When it came to the Olympics in Sydney, the French won the gold medal, beating Britain in the final. Had it not been for Jason Queally's incredible victory in the kilometre time trial, the team sprint result would still have been considered a major success.
The battle to topple France took another couple of years. They were silver medallists at the World Championships in Manchester in 2000 and took bronze a year later in Antwerp. Then, in Copenhagen in 2002, with the former BMX rider Jamie Staff now established in the line-up, they won the world title.
It was all looking good to clinch gold in Athens but in an event that is decided by the tiniest margins, a poor ride in the qualifying round cost them dearly. Hoy, MacLean and Staff could manage only seventh place, which put them up against Germany in the first round. With the winners advancing and the losers going out, the destiny of the British team was on a knife-edge.
The Germans won and went on to take the gold medal. The fact that Britain recorded the second fastest time of the entire competition did little to ease the disappointment. Hoy had, of course, already won the kilometre time trial but the way the team sprint panned out was a source of regret for them.
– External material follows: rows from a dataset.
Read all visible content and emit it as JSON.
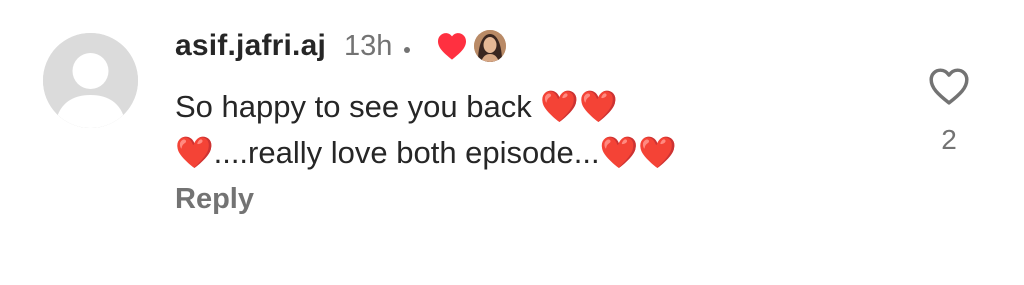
{
  "comment": {
    "username": "asif.jafri.aj",
    "time": "13h",
    "text_line_1": "So happy to see you back ❤️❤️",
    "text_line_2": "❤️....really love both episode...❤️❤️",
    "reply_label": "Reply",
    "like_count": "2",
    "liked_by_author_icon": "red-heart-icon",
    "like_icon": "heart-outline-icon"
  },
  "colors": {
    "username": "#262626",
    "secondary": "#737373",
    "heart": "#ff3040",
    "avatar_placeholder": "#dbdbdb"
  }
}
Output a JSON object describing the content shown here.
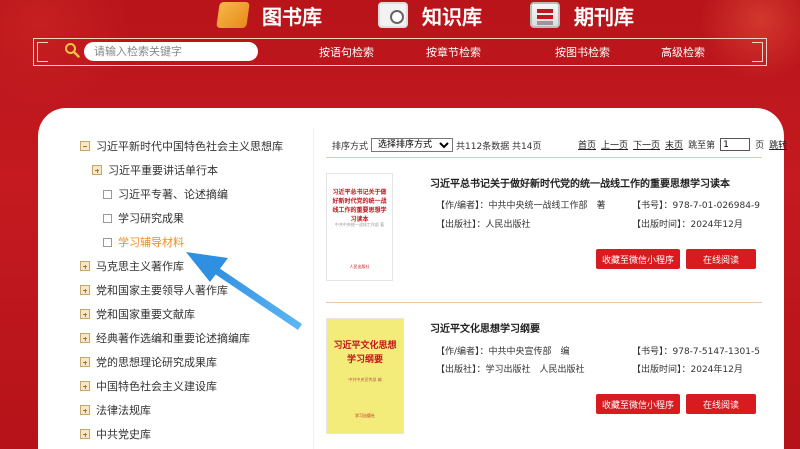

Another world title in Los Angeles in 2005 followed but the French had discovered Grégory Baugé and Mickael Bourgain who together with Arnaud Tournant were beginning to look unbeatable. They defeated Britain in three World Championships in a row – in Bordeaux, Palma and on home soil in Manchester just five months before the Beijing Olympics.
But after the slip-up in Athens, they got it right on the night in 2008. Hoy, Staff and the new boy Jason Kenny, who was just 20 years old, broke the world record and French spirits in qualifying. When they met in the gold medal final the French had no answer. Hoy went on to add the individual sprint and the Keirin.
The retirement of Jamie Staff was inevitable after Beijing and when he finally announced he was ending his career after the 2010 World Championships in Copenhagen, it became apparent just what sort of hole he was leaving in the squad. He had made the starter's position – man one – so firmly his own that it proved more problematic than anyone had initially thought.
The search for the magical formula led to British Cycling's coaches trying several riders and many more combinations. Ross Edgar and Matt Crampton won World Championship medals as part of the squad but there was a sense that the Germans and French had edged forward while the British were battling to stay on terms.
Identifying Philip Hindes and his sudden emergence as a world-class man one helped, of course, but in this event the result is determined by the sum of the team's parts not by one individual. And yet Hoy's position as the team's talisman, as its heartbeat, cannot be understated. He has been there for more than 13 years, from the days when they were three guys who found they were more than handy track sprinters but who travelled abroad more in hope than expectation to world record holders.
THE TEAM SPRINT ODYSSEY
Major milestones on the team sprint journey
1999 Berlin World Championships – silver medal (Hoy, MacLean, Queally) 45.485 in the final 2000 Sydney Olympic Games – silver medal (Hoy, MacLean, Queally) 44.517 in the semi-final
2002 Copenhagen World Championships – gold medal (Hoy, MacLean, Staff) 44.370 in the final
2005 Los Angeles World Championships – gold medal (Hoy, Staff, Queally) 44.337 in qualifying
2008 Beijing Olympic Games – gold medal (Hoy, Kenny, Staff) 42.950 in qualifying (world record)
2012 London Olympic Games – gold medal (Hoy, Kenny, Hindes) 42.600 in the final (world record)